By Michael DeNicola, Zunhui Lin, Oscar Quiñones, Brett Vanderford, Mingrui Song, Paul Westerhoff, Eric Dickenson, and David Hanigan
Sci Total Environ
September 10, 2023
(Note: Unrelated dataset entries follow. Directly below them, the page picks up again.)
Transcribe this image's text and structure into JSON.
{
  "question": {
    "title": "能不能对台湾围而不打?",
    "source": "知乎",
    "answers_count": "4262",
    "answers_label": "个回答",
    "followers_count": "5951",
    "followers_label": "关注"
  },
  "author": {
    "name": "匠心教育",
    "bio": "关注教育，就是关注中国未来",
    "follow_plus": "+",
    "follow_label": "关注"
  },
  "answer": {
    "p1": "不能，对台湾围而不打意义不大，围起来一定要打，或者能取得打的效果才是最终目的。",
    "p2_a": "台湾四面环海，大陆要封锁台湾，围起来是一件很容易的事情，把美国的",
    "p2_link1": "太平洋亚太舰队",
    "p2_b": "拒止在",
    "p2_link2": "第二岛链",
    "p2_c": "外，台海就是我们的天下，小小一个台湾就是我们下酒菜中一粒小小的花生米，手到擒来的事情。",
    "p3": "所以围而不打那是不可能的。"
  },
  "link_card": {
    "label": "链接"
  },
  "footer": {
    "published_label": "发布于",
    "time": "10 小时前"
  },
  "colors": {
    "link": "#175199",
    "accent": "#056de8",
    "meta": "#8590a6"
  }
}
Per- and polyfluoroalkyl substances (PFAS) are anthropogenic chemicals that occur ubiquitously in the environment and have been linked to numerous adverse health effects in humans and aquatic organisms. Although numerous environmental monitoring studies have been conducted, only one has evaluated PFAS in surface waters of the northwestern Great Basin, which features unique topography that results in dozens of endorheic basins and terminal lakes with no natural outlet, where PFAS may accumulate. To close this knowledge gap, we evaluated the occurrence of PFAS in grab samples from 15 lakes (headwater and terminal lakes) and 10 rivers in the Great Basin located in Nevada and California of the United States. PFAS and organofluorine were quantified by liquid chromatography tandem mass spectroscopy (LC-MS/MS) and combustion ion chromatography, respectively. The highest concentrations of PFAS occurred in samples taken near sites with known or suspected prior aqueous film forming foam (AFFF) application (~20 to 4754 ng/L). Samples near wastewater treatment plants and in urban areas also tended to have PFAS concentrations greater than those measured in remote, less anthropogenically influenced areas (~2 to 15 ng/L, <3 ng/L respectively). In limited snapshot sampling events PFAS appeared to accumulate in terminal lakes to some extent; in-lake concentrations were two to five times greater than those of their inflows. Fluorotelomer sulfonates were present downstream of a known AFFF application area likely to have had fluorotelomer-based foams applied to it, and the concentrations decayed in a predictable manner, suggesting they may be used as an indicator of PFAS transport away from an AFFF source. In all but two samples, organofluorine concentrations were greater than the sum of targeted PFAS (on a F basis) (median of 0.6 % of organofluorine identified via LC-MS/MS), although there was considerable variability in organofluorine measured in replicate samples.